Glacier National Park, Montana- 71/43-(see top photo) I visited Glacier in late August two summers ago, and they had snow on the famous Going to the Sun road the week before our visit. Be sure to make a trip out to the Polebridge Mercantile, just outside the park to see one of the most off-the-grid settlements in America.

Vancouver, British Columbia- 76/60- Vancouver is one of the greenest, prettiest cities in North America with terrific natural beauty, great food and a Pacific Rim flare. You might encounter rain, but it won’t be scorching hot.

Seattle, Washington- 79/60- Seattle is one of my favorite American cities, and not just because of its temperate climate. Pike Place Market is one of the best of its kind in the country and the city’s stunning geography, islands, and nearby natural splendor make this a can’t miss mid-summer vacation spot. Google Kurt Cobain’s house and you can make a pilgrimage to the house where the punk icon died.

San Francisco, California- 63/52- The Bay Area can be downright cold in the summer, but I don’t mind. SF is easily the country’s most atmospheric city. A mecca for creative types, this is a great city for walkable neighborhoods, great bookstores and every type of ethnic food imaginable.

San Diego- 71/64- For my taste, San Diego has the best climate in the country. It’s relentlessly sunny but so temperate you don’t even need air conditioning. Great beach towns like La Jolla and Del Mar make this region one of my favorite parts of the country.

Grand Canyon National Park- 78/49- You’ll be sharing the awesome vistas at this majestic site with millions of others, but at least you won’t be baking in 100 degree heat.

Banff National Park, Alberta- 72/47- Banff is spectacular. If you’re looking for a mountain retreat with cool weather, fishing, hiking and mountain biking, look no further.

And here are some other ideas outside North America:

Galway, Ireland- 67/53
York, United Kingdom- 73/58
Isle of Skye, Scotland- 60/53
Brugge, Belgium- 77/61
Copenhagen, Denmark- 74/62
Stockholm, Sweden- 76/61
Yaroslavl, Russia- 78/60
Tallinn, Estonia- 76/59
Reykjavik, Iceland- 58/49
Khövsgöl Nuur, Mongolia- 70/39
Thimphu, Bhutan- 77/65
Kathmandu, Nepal- 77/68
Auckland, New Zealand- 62/51
Sydney, Australia- 69/52
Santiago, Chile- 64/35
Easter Island, Chile- 66/62
Bogota, Colombia- 68/49
Machu Picchu, Peru- 70/33
Buenos Aires, Argentina- 60/39
Colonia del Sacramento, Uruguay- 56/40
Potosi, Bolivia- 59/30
Quito, Ecuador- 73/51
Mendoza, Argentina- 63/35
Cape Town, South Africa- 70/51
Kruger National Park, South Africa- 68/38
Swakopmund, Namibia- 76/59
South Georgia Island, Antarctica- 34/32

[Photos by Dave Seminara]

Video: Bhutanese Refugees In The US

When people are forced to flee their native countries, they become refugees.
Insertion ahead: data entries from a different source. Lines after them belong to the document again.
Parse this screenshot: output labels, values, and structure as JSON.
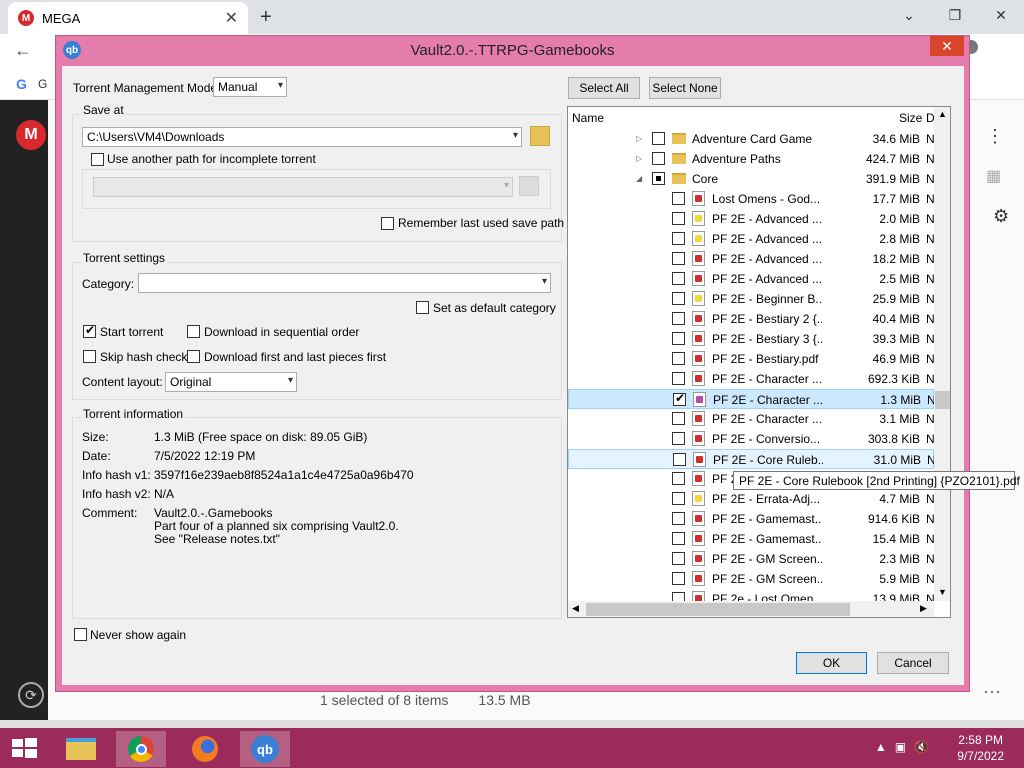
{
  "browser": {
    "tab_title": "MEGA",
    "tab_close": "✕",
    "new_tab": "+",
    "mega_logo": "M",
    "bookmark_g": "G",
    "status_selected": "1 selected of 8 items",
    "status_size": "13.5 MB"
  },
  "window_controls": {
    "dropdown": "⌄",
    "restore": "❐",
    "close": "✕"
  },
  "dialog": {
    "title": "Vault2.0.-.TTRPG-Gamebooks",
    "app_icon": "qb",
    "close": "✕",
    "torrent_mode_label": "Torrent Management Mode:",
    "torrent_mode_value": "Manual",
    "save_at_label": "Save at",
    "save_path": "C:\\Users\\VM4\\Downloads",
    "use_another_path": "Use another path for incomplete torrent",
    "remember_path": "Remember last used save path",
    "torrent_settings_label": "Torrent settings",
    "category_label": "Category:",
    "category_value": "",
    "default_category": "Set as default category",
    "start_torrent": "Start torrent",
    "sequential": "Download in sequential order",
    "skip_hash": "Skip hash check",
    "first_last": "Download first and last pieces first",
    "content_layout_label": "Content layout:",
    "content_layout_value": "Original",
    "info_label": "Torrent information",
    "size_label": "Size:",
    "size_value": "1.3 MiB (Free space on disk: 89.05 GiB)",
    "date_label": "Date:",
    "date_value": "7/5/2022 12:19 PM",
    "hash1_label": "Info hash v1:",
    "hash1_value": "3597f16e239aeb8f8524a1a1c4e4725a0a96b470",
    "hash2_label": "Info hash v2:",
    "hash2_value": "N/A",
    "comment_label": "Comment:",
    "comment_1": "Vault2.0.-.Gamebooks",
    "comment_2": "Part four of a planned six comprising Vault2.0.",
    "comment_3": "See \"Release notes.txt\"",
    "never_show": "Never show again",
    "select_all": "Select All",
    "select_none": "Select None",
    "col_name": "Name",
    "col_size": "Size",
    "col_d": "D",
    "ok": "OK",
    "cancel": "Cancel",
    "tooltip": "PF 2E - Core Rulebook [2nd Printing] {PZO2101}.pdf"
  },
  "files": [
    {
      "name": "Adventure Card Game",
      "size": "34.6 MiB",
      "kind": "folder",
      "expander": "▷",
      "check": "off"
    },
    {
      "name": "Adventure Paths",
      "size": "424.7 MiB",
      "kind": "folder",
      "expander": "▷",
      "check": "off"
    },
    {
      "name": "Core",
      "size": "391.9 MiB",
      "kind": "folder",
      "expander": "◢",
      "check": "partial"
    },
    {
      "name": "Lost Omens - God...",
      "size": "17.7 MiB",
      "kind": "pdf",
      "check": "off"
    },
    {
      "name": "PF 2E - Advanced ...",
      "size": "2.0 MiB",
      "kind": "pdfy",
      "check": "off"
    },
    {
      "name": "PF 2E - Advanced ...",
      "size": "2.8 MiB",
      "kind": "pdfy",
      "check": "off"
    },
    {
      "name": "PF 2E - Advanced ...",
      "size": "18.2 MiB",
      "kind": "pdf",
      "check": "off"
    },
    {
      "name": "PF 2E - Advanced ...",
      "size": "2.5 MiB",
      "kind": "pdf",
      "check": "off"
    },
    {
      "name": "PF 2E - Beginner B...",
      "size": "25.9 MiB",
      "kind": "pdfy",
      "check": "off"
    },
    {
      "name": "PF 2E - Bestiary 2 {...",
      "size": "40.4 MiB",
      "kind": "pdf",
      "check": "off"
    },
    {
      "name": "PF 2E - Bestiary 3 {...",
      "size": "39.3 MiB",
      "kind": "pdf",
      "check": "off"
    },
    {
      "name": "PF 2E - Bestiary.pdf",
      "size": "46.9 MiB",
      "kind": "pdf",
      "check": "off"
    },
    {
      "name": "PF 2E - Character ...",
      "size": "692.3 KiB",
      "kind": "pdf",
      "check": "off"
    },
    {
      "name": "PF 2E - Character ...",
      "size": "1.3 MiB",
      "kind": "pdfp",
      "check": "on"
    },
    {
      "name": "PF 2E - Character ...",
      "size": "3.1 MiB",
      "kind": "pdf",
      "check": "off"
    },
    {
      "name": "PF 2E - Conversio...",
      "size": "303.8 KiB",
      "kind": "pdf",
      "check": "off"
    },
    {
      "name": "PF 2E - Core Ruleb...",
      "size": "31.0 MiB",
      "kind": "pdf",
      "check": "off"
    },
    {
      "name": "PF 2",
      "size": "",
      "kind": "pdf",
      "check": "off"
    },
    {
      "name": "PF 2E - Errata-Adj...",
      "size": "4.7 MiB",
      "kind": "pdfy",
      "check": "off"
    },
    {
      "name": "PF 2E - Gamemast...",
      "size": "914.6 KiB",
      "kind": "pdf",
      "check": "off"
    },
    {
      "name": "PF 2E - Gamemast...",
      "size": "15.4 MiB",
      "kind": "pdf",
      "check": "off"
    },
    {
      "name": "PF 2E - GM Screen...",
      "size": "2.3 MiB",
      "kind": "pdf",
      "check": "off"
    },
    {
      "name": "PF 2E - GM Screen...",
      "size": "5.9 MiB",
      "kind": "pdf",
      "check": "off"
    },
    {
      "name": "PF 2e - Lost Omen...",
      "size": "13.9 MiB",
      "kind": "pdf",
      "check": "off"
    }
  ],
  "col_n": "N",
  "taskbar": {
    "time": "2:58 PM",
    "date": "9/7/2022",
    "qb": "qb"
  }
}
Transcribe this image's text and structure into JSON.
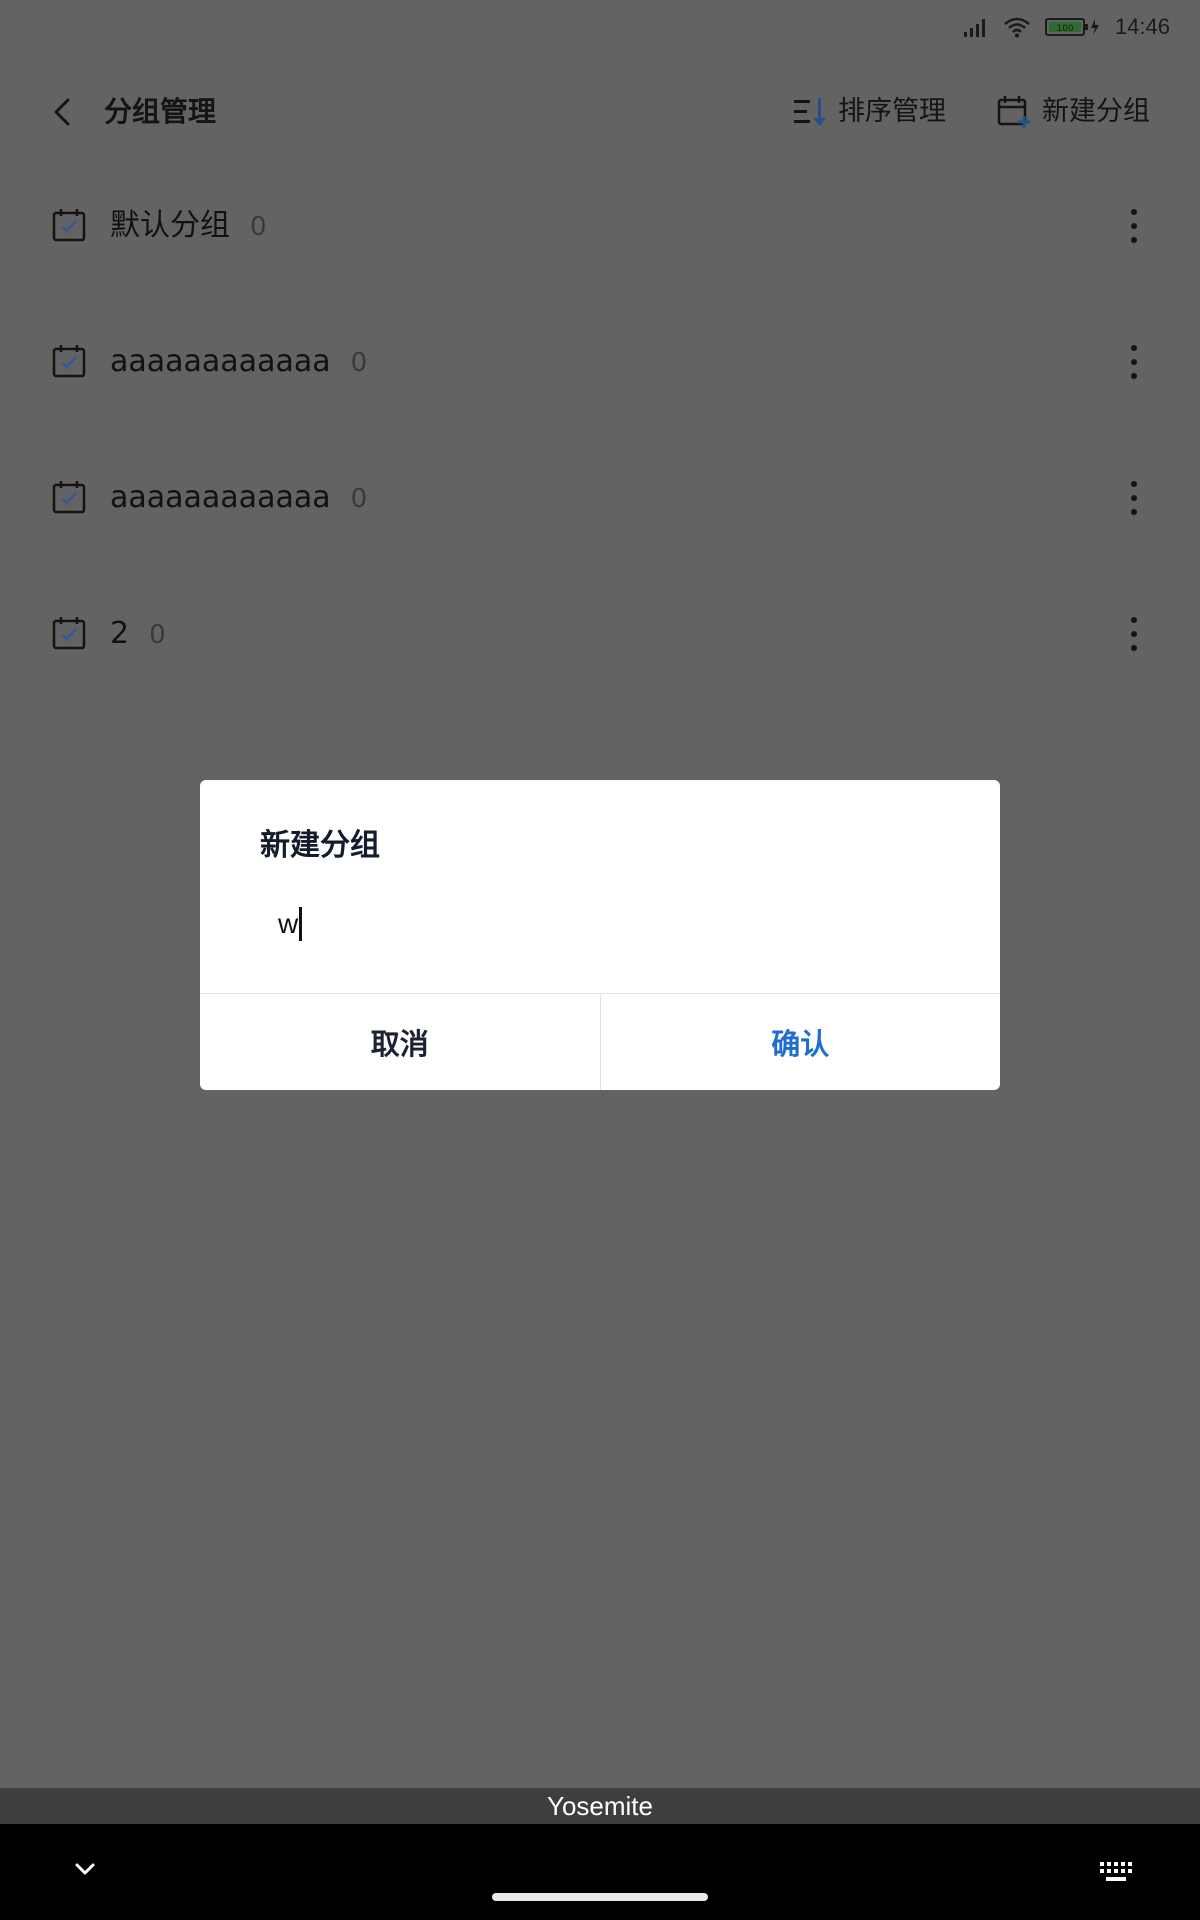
{
  "status_bar": {
    "time": "14:46",
    "battery_level": "100"
  },
  "header": {
    "title": "分组管理",
    "sort_label": "排序管理",
    "new_group_label": "新建分组"
  },
  "groups": [
    {
      "name": "默认分组",
      "count": "0"
    },
    {
      "name": "aaaaaaaaaaaa",
      "count": "0"
    },
    {
      "name": "aaaaaaaaaaaa",
      "count": "0"
    },
    {
      "name": "2",
      "count": "0"
    }
  ],
  "dialog": {
    "title": "新建分组",
    "input_value": "w",
    "cancel_label": "取消",
    "confirm_label": "确认"
  },
  "keyboard": {
    "suggestion": "Yosemite"
  },
  "colors": {
    "accent": "#1f6ed0",
    "overlay": "#636363",
    "icon_check": "#3a5a8c"
  }
}
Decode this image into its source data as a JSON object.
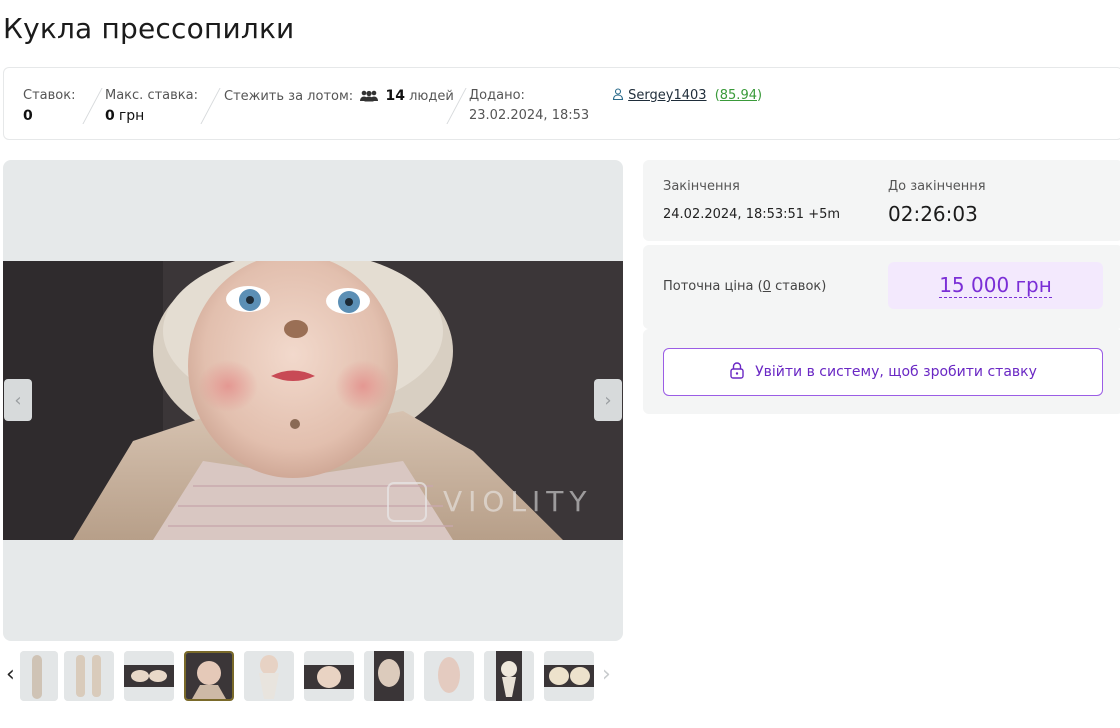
{
  "title": "Кукла прессопилки",
  "stats": {
    "bids_label": "Ставок:",
    "bids_value": "0",
    "max_bid_label": "Макс. ставка:",
    "max_bid_value": "0",
    "max_bid_currency": "грн",
    "watch_label": "Стежить за лотом:",
    "watch_count": "14",
    "watch_suffix": "людей",
    "added_label": "Додано:",
    "added_value": "23.02.2024, 18:53"
  },
  "seller": {
    "name": "Sergey1403",
    "rating": "85.94"
  },
  "watermark": "VIOLITY",
  "auction": {
    "end_label": "Закінчення",
    "end_value": "24.02.2024, 18:53:51 +5m",
    "countdown_label": "До закінчення",
    "countdown_value": "02:26:03",
    "current_price_label": "Поточна ціна (",
    "current_price_bids": "0",
    "current_price_suffix": "ставок)",
    "price": "15 000 грн",
    "login_button": "Увійти в систему, щоб зробити ставку"
  },
  "colors": {
    "accent": "#7b2fd6",
    "rating": "#3a9a3a",
    "panel_bg": "#f4f5f5"
  },
  "icons": [
    "user-icon",
    "people-icon",
    "lock-icon",
    "chevron-left-icon",
    "chevron-right-icon"
  ]
}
This concept seems simple, but it’s not one with which most citizens of the U.S. are familiar. This video on Bhutanese refugees originally ran on The Seattle Channel’s program, City Stream. The video follows in the footsteps of one Bhutanese family that was forced out of Bhutan at gunpoint 18 years ago. The family lived in Nepal in a refugee camp before being welcomed into Seattle. As the number of Bhutanese immigrants is rising in the U.S., this video offers important insight.

The Insurgencies of Bhutan